Fair enough and totally valid! On my typical 2 hour ride, there is only one very short descent that’s dark enough for me to outpace the Orfos front light and to be honest, considering the condition of the road and the speed controls on it, I really should not try to fly down it like I do!
Rich noted that he has never used lights during the day because generally most are never strong enough to be worthwhile. With the Orfos in strobe mode, on the brightest setting, they absolutely are bright enough for daytime use – and as someone who previously thought doing so was stupid, he is now leaving his Orfos lights running, and cranked up on full to make use of this.
Buttons and bits…
But is it all perfect? One of my gripes is the current switch. Under the silicone it actually took me a little while to work out it’s a switch as the activation is quite subtle. Overall I find the tactility a little lacking especially with a full finger glove, so unless I am really concentrating, it takes a bit of effort to set the brightness and select the pattern mode. Again, from Peter when asked:
“The button is a high reliability switch often used in aircraft cockpit dashboards. They are rated for close to 5 million presses. I do completely get that issue though, and we are working with the switch manufacturer to increase the tactile response for the future though to make the feedback a little more pronounced in future versions.”
In the wet, the Orfos was not phased, nor was I until I got home and found that road grit kicked up by the tyres got into the open USB ports (probably not an issue if you are sensible and have fenders). Again though, when this was put to Peter:
“The microUSB port is a waterproof port with heavy gold plating to prevent corrosion. The product is sealed with silicone so that water can’t enter through the port. If water/dirt get in the port itself then you can rinse it out with tap water to clean it. The only thing we would warn against would be salt water, which can cause corrosion more quickly.”
And probably a big one for any system with an enclosed, unreplaceable battery – battery life. Do the batteries require full drain before recharge or can they be topped up without damaging the memory of the battery?
“The internal lithium ion batteries are LiFePO4 chemistry. This chemistry offers significantly longer lifetimes than traditional lithium ion and is inherently much safer and more reliable in harsh conditions. The chemistry is rated for a few thousand charges and there is no memory effect, so you can charge it as often as you like, whenever you like.”
Some battery stats:
Full Charge time: ~1.5 hours (usb wall charger)
Battery life: (depending on the pattern)
HIGH: 1.5-5 hours (FOR DAY USE ONLY)
MED: 4-10 hours

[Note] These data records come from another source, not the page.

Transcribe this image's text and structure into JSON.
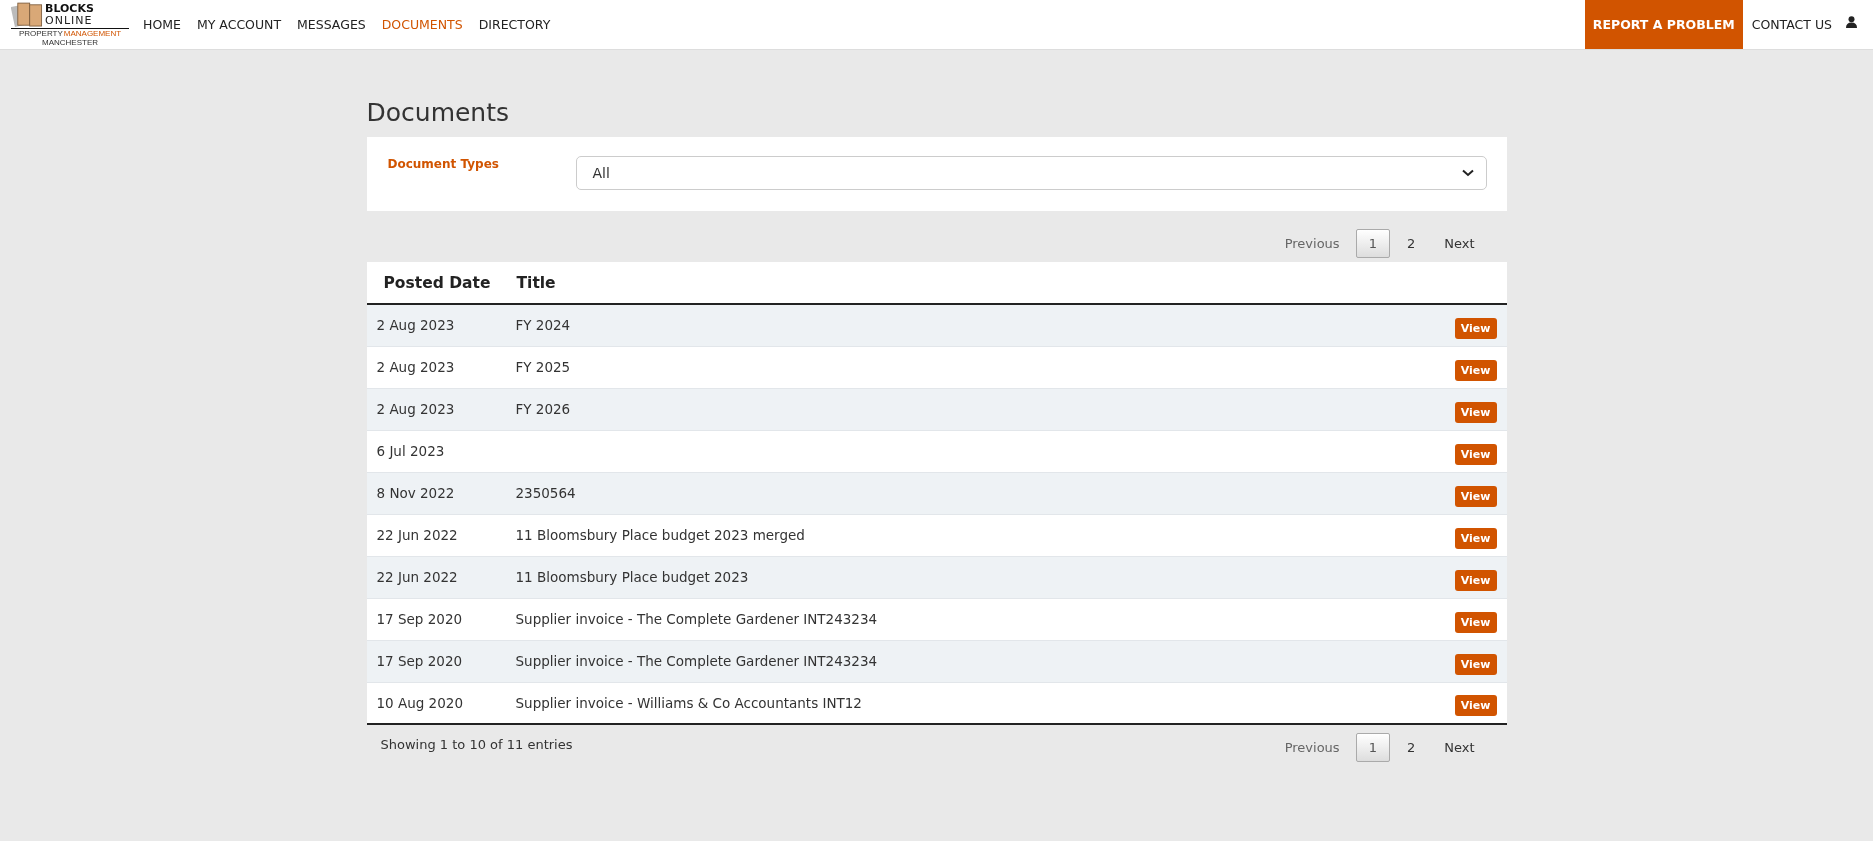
{
  "logo": {
    "line_1": "BLOCKS",
    "line_2": "ONLINE",
    "tagline_1": "PROPERTY",
    "tagline_2": "MANAGEMENT",
    "tagline_3": "MANCHESTER"
  },
  "nav": [
    {
      "label": "HOME",
      "selected": false
    },
    {
      "label": "MY ACCOUNT",
      "selected": false
    },
    {
      "label": "MESSAGES",
      "selected": false
    },
    {
      "label": "DOCUMENTS",
      "selected": true
    },
    {
      "label": "DIRECTORY",
      "selected": false
    }
  ],
  "report_button": "REPORT A PROBLEM",
  "contact_link": "CONTACT US",
  "page_title": "Documents",
  "filter": {
    "label": "Document Types",
    "value": "All"
  },
  "pagination_top": {
    "previous": "Previous",
    "next": "Next",
    "pages": [
      {
        "label": "1",
        "selected": true
      },
      {
        "label": "2",
        "selected": false
      }
    ]
  },
  "table": {
    "columns": [
      "Posted Date",
      "Title"
    ],
    "rows": [
      {
        "date": "2 Aug 2023",
        "title": "FY 2024",
        "action": "View"
      },
      {
        "date": "2 Aug 2023",
        "title": "FY 2025",
        "action": "View"
      },
      {
        "date": "2 Aug 2023",
        "title": "FY 2026",
        "action": "View"
      },
      {
        "date": "6 Jul 2023",
        "action": "View"
      },
      {
        "date": "8 Nov 2022",
        "title": "2350564",
        "action": "View"
      },
      {
        "date": "22 Jun 2022",
        "title": "11 Bloomsbury Place budget 2023 merged",
        "action": "View"
      },
      {
        "date": "22 Jun 2022",
        "title": "11 Bloomsbury Place budget 2023",
        "action": "View"
      },
      {
        "date": "17 Sep 2020",
        "title": "Supplier invoice - The Complete Gardener INT243234",
        "action": "View"
      },
      {
        "date": "17 Sep 2020",
        "title": "Supplier invoice - The Complete Gardener INT243234",
        "action": "View"
      },
      {
        "date": "10 Aug 2020",
        "title": "Supplier invoice - Williams & Co Accountants INT12",
        "action": "View"
      }
    ]
  },
  "entries_info": "Showing 1 to 10 of 11 entries",
  "pagination_bottom": {
    "previous": "Previous",
    "next": "Next",
    "pages": [
      {
        "label": "1",
        "selected": true
      },
      {
        "label": "2",
        "selected": false
      }
    ]
  }
}
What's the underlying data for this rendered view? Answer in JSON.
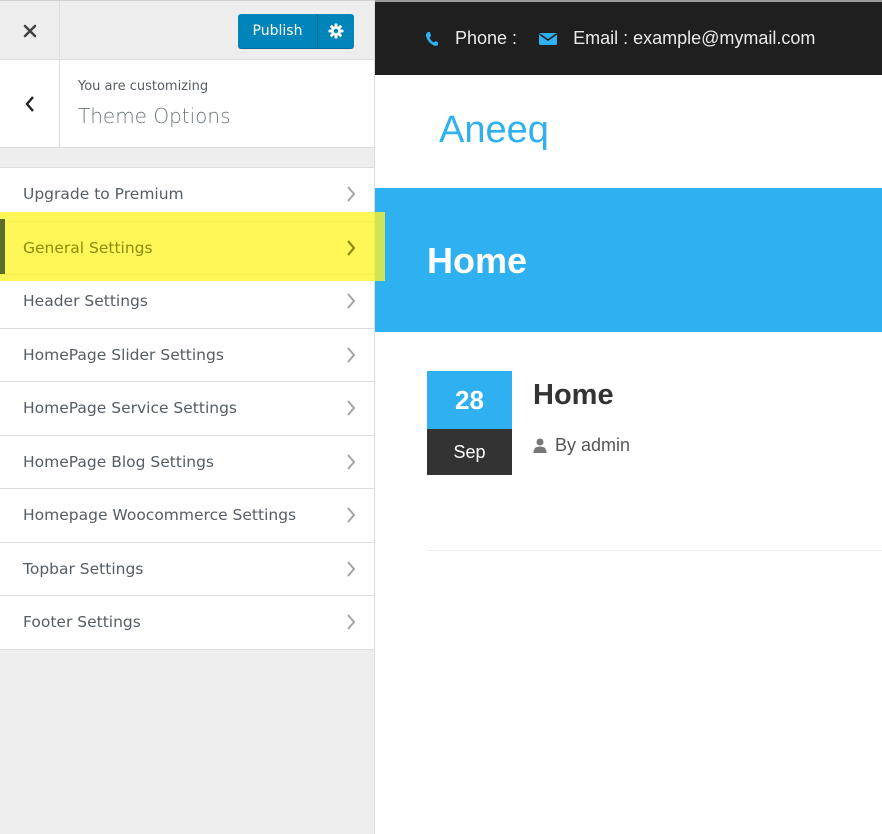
{
  "sidebar": {
    "close_icon": "close-icon",
    "publish_label": "Publish",
    "settings_icon": "gear-icon",
    "back_icon": "chevron-left-icon",
    "customizing_label": "You are customizing",
    "panel_title": "Theme Options",
    "sections": [
      {
        "label": "Upgrade to Premium",
        "highlighted": false
      },
      {
        "label": "General Settings",
        "highlighted": true
      },
      {
        "label": "Header Settings",
        "highlighted": false
      },
      {
        "label": "HomePage Slider Settings",
        "highlighted": false
      },
      {
        "label": "HomePage Service Settings",
        "highlighted": false
      },
      {
        "label": "HomePage Blog Settings",
        "highlighted": false
      },
      {
        "label": "Homepage Woocommerce Settings",
        "highlighted": false
      },
      {
        "label": "Topbar Settings",
        "highlighted": false
      },
      {
        "label": "Footer Settings",
        "highlighted": false
      }
    ]
  },
  "preview": {
    "topbar": {
      "phone_label": "Phone :",
      "email_label": "Email : example@mymail.com"
    },
    "site_title": "Aneeq",
    "banner_title": "Home",
    "post": {
      "day": "28",
      "month": "Sep",
      "title": "Home",
      "author": "By admin"
    }
  },
  "colors": {
    "accent": "#2fb0f1",
    "publish": "#0085ba",
    "topbar": "#1f1f1f",
    "highlight": "#ffff00"
  }
}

LOW: up to 24 Hours
At US$229 for a set (they can also be bought as a single front or rear), Orfos lights are at the premium end of the spectrum and are designed, built and marketed as such. Unlike any other light on the market though, I feel totally confident in saying that they, without a doubt, make a quantifiable difference to riding at night by transforming any rider using them from an object on the road with a pinpoint bright spot, to a fully seen one with an actual presence. Rich is the aesthete and isn’t convinced by the look of the lights or the mounting method, but even he can see beyond that because the performance and functionality far exceeds anything else!
Being designed for the demands of commuting amongst traffic, they may not be ideal for everyone in every condition, such as very fast night riding in complete darkness or off road riding, but for everyone else and dare I say it, that would be the vast majority of riders, they are more than a light, they should be a prerequisite safety device.
See more at orfos.bike